Washington D.C., Jan 24, 2013 / 17:02 pm
Catholic colleges and universities will be well-represented at this year's March for Life, according to announcements by pro-life campus groups across the country.
"When you see thousands of pro-life youth flooding stadiums, churches, and streets of Washington, D.C., it gives you hope," said Grace Daigler, vice president of Franciscan University of Steubenville's Students for Life organization.
Located in Ohio, the university will be sending some 800 students to the 2013 March for Life in Washington, D.C. on Jan. 25.
"More than ever before it is important for Americans to see that those committed to life are not discouraged or demoralized in the fight for life," said university president Father Terence Henry, TOR, in a statement.
Franciscan University will cancel its classes on the day of the march, along with Christendom College in Front Royal, Va., which will be sending its entire student body to participate in the event.
Charter buses will transport more than 400 people from Christendom's campus to the nation's capital.

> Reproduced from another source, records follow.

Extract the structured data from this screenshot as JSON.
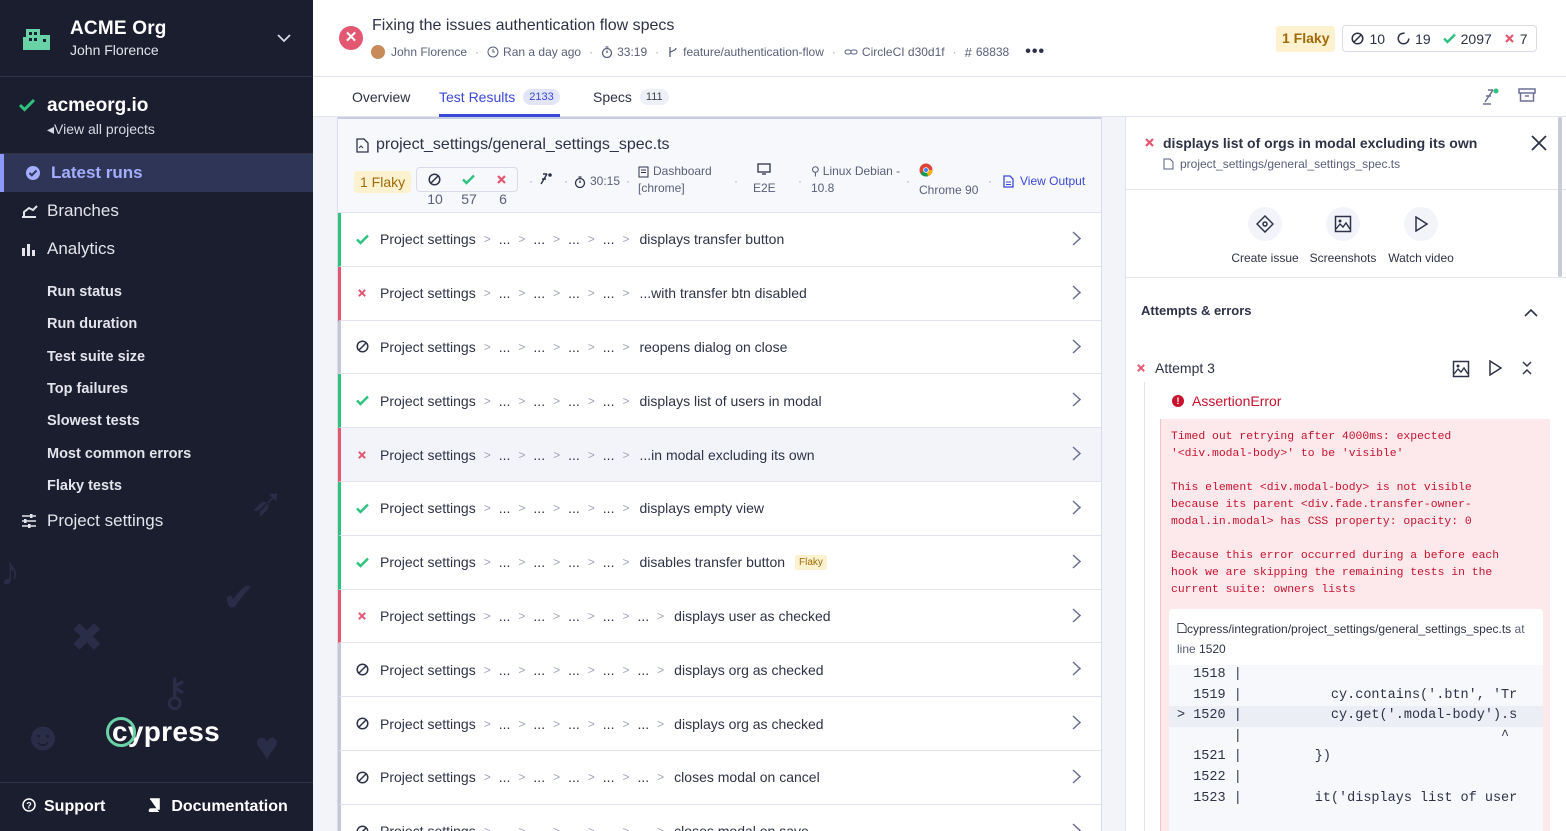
{
  "org": {
    "name": "ACME Org",
    "user": "John Florence"
  },
  "project": {
    "name": "acmeorg.io",
    "link": "View all projects"
  },
  "nav": {
    "latest_runs": "Latest runs",
    "branches": "Branches",
    "analytics": "Analytics",
    "analytics_items": [
      "Run status",
      "Run duration",
      "Test suite size",
      "Top failures",
      "Slowest tests",
      "Most common errors",
      "Flaky tests"
    ],
    "project_settings": "Project settings"
  },
  "footer": {
    "support": "Support",
    "documentation": "Documentation",
    "brand": "cypress"
  },
  "run": {
    "title": "Fixing the issues authentication flow specs",
    "author": "John Florence",
    "ran": "Ran a day ago",
    "duration": "33:19",
    "branch": "feature/authentication-flow",
    "ci": "CircleCI d30d1f",
    "number": "68838"
  },
  "header_stats": {
    "flaky": "1 Flaky",
    "skipped": "10",
    "pending": "19",
    "passed": "2097",
    "failed": "7"
  },
  "tabs": {
    "overview": "Overview",
    "test_results": "Test Results",
    "test_results_count": "2133",
    "specs": "Specs",
    "specs_count": "111"
  },
  "spec": {
    "path": "project_settings/general_settings_spec.ts",
    "flaky": "1 Flaky",
    "skipped": "10",
    "passed": "57",
    "failed": "6",
    "duration": "30:15",
    "group_line1": "Dashboard",
    "group_line2": "[chrome]",
    "type": "E2E",
    "os_line1": "Linux Debian -",
    "os_line2": "10.8",
    "browser": "Chrome 90",
    "view_output": "View Output"
  },
  "tests": [
    {
      "status": "pass",
      "group": "Project settings",
      "deep": false,
      "title": "displays transfer button",
      "flaky": ""
    },
    {
      "status": "fail",
      "group": "Project settings",
      "deep": false,
      "title": "...with transfer btn disabled",
      "flaky": ""
    },
    {
      "status": "skip",
      "group": "Project settings",
      "deep": false,
      "title": "reopens dialog on close",
      "flaky": ""
    },
    {
      "status": "pass",
      "group": "Project settings",
      "deep": false,
      "title": "displays list of users in modal",
      "flaky": ""
    },
    {
      "status": "fail",
      "group": "Project settings",
      "deep": false,
      "title": "...in modal excluding its own",
      "flaky": "",
      "selected": true
    },
    {
      "status": "pass",
      "group": "Project settings",
      "deep": false,
      "title": "displays empty view",
      "flaky": ""
    },
    {
      "status": "pass",
      "group": "Project settings",
      "deep": false,
      "title": "disables transfer button",
      "flaky": "Flaky"
    },
    {
      "status": "fail",
      "group": "Project settings",
      "deep": true,
      "title": "displays user as checked",
      "flaky": ""
    },
    {
      "status": "skip",
      "group": "Project settings",
      "deep": true,
      "title": "displays org as checked",
      "flaky": ""
    },
    {
      "status": "skip",
      "group": "Project settings",
      "deep": true,
      "title": "displays org as checked",
      "flaky": ""
    },
    {
      "status": "skip",
      "group": "Project settings",
      "deep": true,
      "title": "closes modal on cancel",
      "flaky": ""
    },
    {
      "status": "skip",
      "group": "Project settings",
      "deep": true,
      "title": "closes modal on save",
      "flaky": ""
    }
  ],
  "detail": {
    "title": "displays list of orgs in modal excluding its own",
    "path": "project_settings/general_settings_spec.ts",
    "actions": [
      "Create issue",
      "Screenshots",
      "Watch video"
    ],
    "attempts_heading": "Attempts & errors",
    "attempt": "Attempt 3",
    "error_name": "AssertionError",
    "error_message": "Timed out retrying after 4000ms: expected\n'<div.modal-body>' to be 'visible'\n\nThis element <div.modal-body> is not visible\nbecause its parent <div.fade.transfer-owner-\nmodal.in.modal> has CSS property: opacity: 0\n\nBecause this error occurred during a before each\nhook we are skipping the remaining tests in the\ncurrent suite: owners lists",
    "code_file": "cypress/integration/project_settings/general_settings_spec.ts",
    "code_at": "at",
    "code_line_label": "line",
    "code_line": "1520",
    "code": [
      {
        "t": "  1518 |"
      },
      {
        "t": "  1519 |           cy.contains('.btn', 'Tr"
      },
      {
        "t": "> 1520 |           cy.get('.modal-body').s",
        "hl": true
      },
      {
        "t": "       |                                ^"
      },
      {
        "t": "  1521 |         })"
      },
      {
        "t": "  1522 |"
      },
      {
        "t": "  1523 |         it('displays list of user"
      }
    ]
  }
}
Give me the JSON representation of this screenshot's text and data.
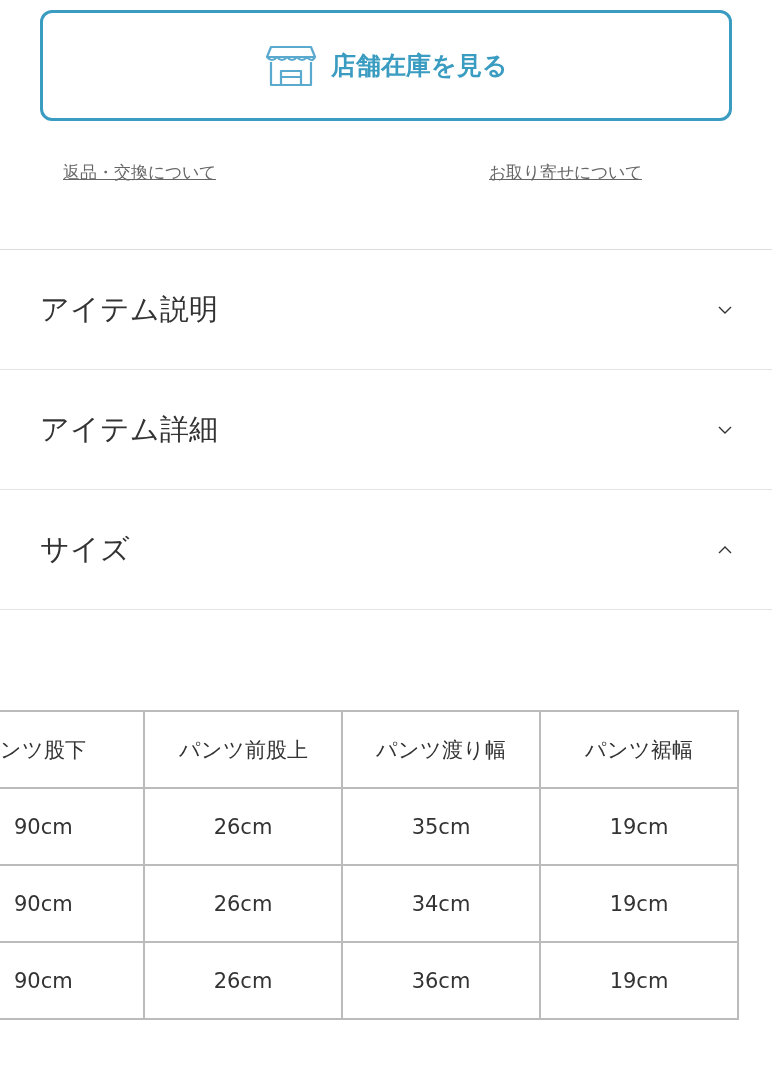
{
  "store_button": {
    "label": "店舗在庫を見る"
  },
  "links": [
    "返品・交換について",
    "お取り寄せについて"
  ],
  "sections": [
    {
      "title": "アイテム説明",
      "expanded": false
    },
    {
      "title": "アイテム詳細",
      "expanded": false
    },
    {
      "title": "サイズ",
      "expanded": true
    }
  ],
  "size_table": {
    "columns": [
      "ンツ股下",
      "パンツ前股上",
      "パンツ渡り幅",
      "パンツ裾幅"
    ],
    "rows": [
      [
        "90cm",
        "26cm",
        "35cm",
        "19cm"
      ],
      [
        "90cm",
        "26cm",
        "34cm",
        "19cm"
      ],
      [
        "90cm",
        "26cm",
        "36cm",
        "19cm"
      ]
    ]
  }
}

The college community has attended the march together every year since the school's founding 35 years ago.
The March for Life – now in its 40th year – marks the anniversary of the Supreme Court's landmark decision in Roe v. Wade, which legalized abortion throughout the country.
While the annual march is usually held on Jan. 22, marking the date of the 1973 ruling, it was moved this year to Jan. 25 due to the presidential inauguration on Jan. 21.
Several colleges have confirmed that they are sending record-breaking groups to attend what some have speculated may be the biggest March for Life in the nation's history.
Nearly one in five students from Benedictine College in Atchison, Kan., will be attending the March for Life this year.
Seven buses carrying almost 400 students departed from the college on Jan. 23 for a 30-hour bus ride to Washington, D.C.
Abbot James Albers, OSB, from St. Benedict's Abbey, said that the college's attendance has grown exponentially from when he was a student in the early 1990s, when no more than a few dozen students would attend.
Benedictine student Michael Green, march coordinator for the school's Respect Life group, explained that the national event is part of the pro-life organization's "important mission."
"We don't go just because it's some fun trip with our friends," he said. "We go to show the leaders of our country what we stand for; that is, the dignity of all people from conception to natural death."
A group of about 60 students from the University of Notre Dame's Right to Life club will lead the 2013 march, and the school is expecting one of its largest turnouts.
According to a statement released by the university, some 350 students, faculty and staff attended last year's march. This year, more than 600 people from the school have registered to attend.
Jen Gallic, president of Notre Dame Right to Life, described the march as "a visible witness to the love and support for the most vulnerable."
"It's an amazing witness to the passion and sheer size of the pro-life movement, and it's such an honor to be asked to lead all those dedicated to upholding the dignity of every life," she said.
Representatives from Walsh University in North Canton, Ohio, and Holy Apostles College and Seminary in Cromwell, Conn., also told CNA that they are sending student groups to the march.
Located in Washington, D.C., The Catholic University of America is just miles away from the march route.
Students will be excused from class if they participate in the march, and more than 500 are expected to attend, an associate campus minister said.
In addition, the university will be hosting pilgrims overnight on Jan. 24. More than 1200 travelers from across the country will be able to stay at the school's athletic facilities at no cost, making the trip affordable for many college students.